Findings from the survey of both media use and cultural attitudes call into question a common perception that modernity and cultural preservation are at odds in the Arab world. While 79% of respondents feel that more should be done to preserve cultural traditions, a nearly similar percentage (70%) agree with the statement that more should be done to integrate their respective cultures with modern society.
“These apparently contradictory findings really are not, but reflect how the Arab world is coping with globalization and still grappling to preserve local culture,” said Everette E. Dennis, dean and CEO of Northwestern University in Qatar.
“Understanding cultural attitudes around entertainment is as important to industry leaders and policymakers as viewership and other audience figures,” said Dennis. “This research provides a base of knowledge for executives across all sectors, including entertainment, sport, and children’s programming.”
A vast majority of adults believe entertainment content should be more regulated for romantic content (69%) and violence (74%). Sixty-eight percent believe films or other entertainment programs should be banned altogether if they are found offensive.
The survey also showed that nearly half of women in the Arab world ‘binge-watch’ TV series (49%), whether online or on television (where ‘binge-watching’ is classified as viewing two or more episodes of a series in the same sitting). Only 31 percent of men surveyed do the same.
“This study is the first of its kind in our region and we believe that the findings will be of great benefit to all sectors of the entertainment industry, from both a commercial and cultural standpoint,” said Abdulaziz Al-Khater, CEO of Doha Film Institute.
“What we see from these numbers is a growing demand for locally generated entertainment. The findings reinforce the idea that nurturing a thriving creative industry in our region is vital to enabling the creation of content that accurately reflects Arab culture.”

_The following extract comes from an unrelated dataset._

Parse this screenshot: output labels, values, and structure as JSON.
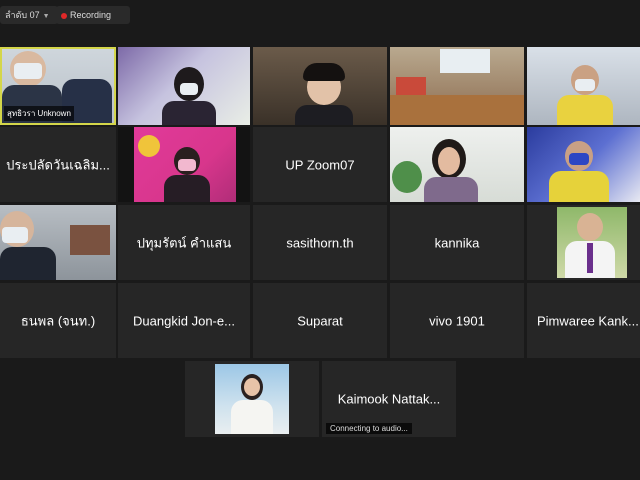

Northwestern University in Qatar and Doha Film Institute launched the collaborative effort in November. On May 5th, the Qatar-specific findings will be discussed in detail at the Qatar Media Industries Forum, an NU-Q initiative that brings together Qatar’s leading media executives to discuss key issues in Qatari and regional media industries.
This survey, conducted in collaboration with Harris Poll, builds on a similar study focusing on news and information media use in the Arab world, released by NU-Q in the spring of 2013 (menamediasurvey.northwestern.edu).
The survey was conducted from January 27 through February 26, 2014 yielded 6,035 face-to-face interviews with nationally representative samples of adults aged 18 or over from six Arab countries (Qatar, Egypt, Lebanon, Saudi Arabia, Tunisia, and United Arab Emirates). The survey participants answered questions on a wide range of topics, including the role of entertainment media in their lives and related cultural attitudes.
Other findings showed that:
- Saudi Arabia residents are more likely than others to listen to Western music (64%). Internet users in Saudi Arabia are also more likely than others to pay for online content, especially sports (64%).
- Residents of the UAE attend the cinema the most (82%), while those in Tunisia attend the least (15%).
- 58% of adults listed comedy as one of their favorite types of film – more than any other genre.
- 45% of Arabs in the countries surveyed say they watch US films. Thirty-four percent find Hollywood content “harmful to morality” and the same number are of the opinion that Hollywood films do not accurately portray life in the Arab world (35%).
- 65% of adults in all countries believe government oversight helps produce higher quality entertainment.
A more detailed summary of the methodology, sample and weighting can be found at mideastmedia.org.